→ Dataset content
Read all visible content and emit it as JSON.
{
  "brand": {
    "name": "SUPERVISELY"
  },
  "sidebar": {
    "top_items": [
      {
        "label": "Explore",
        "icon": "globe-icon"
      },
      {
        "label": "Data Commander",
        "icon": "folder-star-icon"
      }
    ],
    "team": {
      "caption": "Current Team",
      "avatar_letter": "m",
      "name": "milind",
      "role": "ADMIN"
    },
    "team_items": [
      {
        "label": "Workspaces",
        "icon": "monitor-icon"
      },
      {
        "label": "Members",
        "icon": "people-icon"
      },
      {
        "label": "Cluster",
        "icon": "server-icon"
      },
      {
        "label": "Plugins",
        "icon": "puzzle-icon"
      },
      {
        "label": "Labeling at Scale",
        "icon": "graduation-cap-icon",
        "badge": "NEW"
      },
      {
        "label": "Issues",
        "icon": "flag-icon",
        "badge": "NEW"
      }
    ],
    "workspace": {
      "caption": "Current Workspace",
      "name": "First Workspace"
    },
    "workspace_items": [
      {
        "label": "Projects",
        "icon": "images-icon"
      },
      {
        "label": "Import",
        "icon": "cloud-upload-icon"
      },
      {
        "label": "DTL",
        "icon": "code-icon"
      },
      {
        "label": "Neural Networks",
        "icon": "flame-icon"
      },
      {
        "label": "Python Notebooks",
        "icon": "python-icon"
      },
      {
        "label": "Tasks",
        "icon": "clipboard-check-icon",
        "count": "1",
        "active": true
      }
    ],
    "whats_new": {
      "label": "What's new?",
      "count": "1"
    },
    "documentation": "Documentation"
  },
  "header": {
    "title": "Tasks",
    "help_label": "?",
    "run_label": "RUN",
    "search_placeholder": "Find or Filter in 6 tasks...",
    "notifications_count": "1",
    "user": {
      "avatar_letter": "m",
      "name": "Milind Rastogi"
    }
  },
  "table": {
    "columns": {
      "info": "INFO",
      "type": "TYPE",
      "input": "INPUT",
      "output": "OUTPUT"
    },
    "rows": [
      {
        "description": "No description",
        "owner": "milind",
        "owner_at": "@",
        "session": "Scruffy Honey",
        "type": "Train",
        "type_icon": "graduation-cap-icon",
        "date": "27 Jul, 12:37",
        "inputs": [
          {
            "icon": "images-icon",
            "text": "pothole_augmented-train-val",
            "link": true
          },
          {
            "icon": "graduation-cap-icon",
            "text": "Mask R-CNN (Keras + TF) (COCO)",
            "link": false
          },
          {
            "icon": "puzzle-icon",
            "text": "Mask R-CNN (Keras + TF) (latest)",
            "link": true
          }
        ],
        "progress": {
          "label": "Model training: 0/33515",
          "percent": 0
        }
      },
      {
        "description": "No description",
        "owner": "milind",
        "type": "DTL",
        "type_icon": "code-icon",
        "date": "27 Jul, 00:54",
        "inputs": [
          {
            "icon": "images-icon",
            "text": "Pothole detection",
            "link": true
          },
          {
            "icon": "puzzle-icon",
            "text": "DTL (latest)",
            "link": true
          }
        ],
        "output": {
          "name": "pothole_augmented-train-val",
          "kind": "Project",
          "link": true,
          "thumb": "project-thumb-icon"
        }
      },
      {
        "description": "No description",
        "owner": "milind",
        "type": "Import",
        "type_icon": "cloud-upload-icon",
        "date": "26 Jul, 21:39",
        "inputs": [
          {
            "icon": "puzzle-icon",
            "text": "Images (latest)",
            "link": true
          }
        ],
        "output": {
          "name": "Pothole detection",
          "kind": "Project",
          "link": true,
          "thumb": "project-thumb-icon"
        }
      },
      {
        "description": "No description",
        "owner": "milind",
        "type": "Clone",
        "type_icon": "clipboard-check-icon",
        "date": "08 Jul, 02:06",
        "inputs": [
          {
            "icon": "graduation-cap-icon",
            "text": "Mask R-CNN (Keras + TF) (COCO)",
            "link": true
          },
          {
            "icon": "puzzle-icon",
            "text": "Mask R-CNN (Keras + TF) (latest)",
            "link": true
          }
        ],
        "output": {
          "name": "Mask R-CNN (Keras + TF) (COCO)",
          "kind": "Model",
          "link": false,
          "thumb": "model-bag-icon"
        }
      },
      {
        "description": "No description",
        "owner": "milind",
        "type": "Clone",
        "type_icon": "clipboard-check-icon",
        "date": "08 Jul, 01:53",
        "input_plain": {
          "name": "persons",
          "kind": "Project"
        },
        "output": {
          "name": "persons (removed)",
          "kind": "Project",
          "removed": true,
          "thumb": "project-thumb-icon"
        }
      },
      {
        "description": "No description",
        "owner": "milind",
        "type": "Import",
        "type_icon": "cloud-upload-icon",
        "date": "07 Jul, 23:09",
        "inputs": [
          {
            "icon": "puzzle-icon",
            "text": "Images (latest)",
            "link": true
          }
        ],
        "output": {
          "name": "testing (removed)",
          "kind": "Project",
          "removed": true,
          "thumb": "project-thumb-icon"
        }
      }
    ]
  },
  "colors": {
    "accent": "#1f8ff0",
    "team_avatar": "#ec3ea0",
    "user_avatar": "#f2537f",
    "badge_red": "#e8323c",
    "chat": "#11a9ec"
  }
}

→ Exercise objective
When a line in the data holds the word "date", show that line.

→ Response to this exercise
        "date": "27 Jul, 12:37",
        "date": "27 Jul, 00:54",
        "date": "26 Jul, 21:39",
        "date": "08 Jul, 02:06",
        "date": "08 Jul, 01:53",
        "date": "07 Jul, 23:09",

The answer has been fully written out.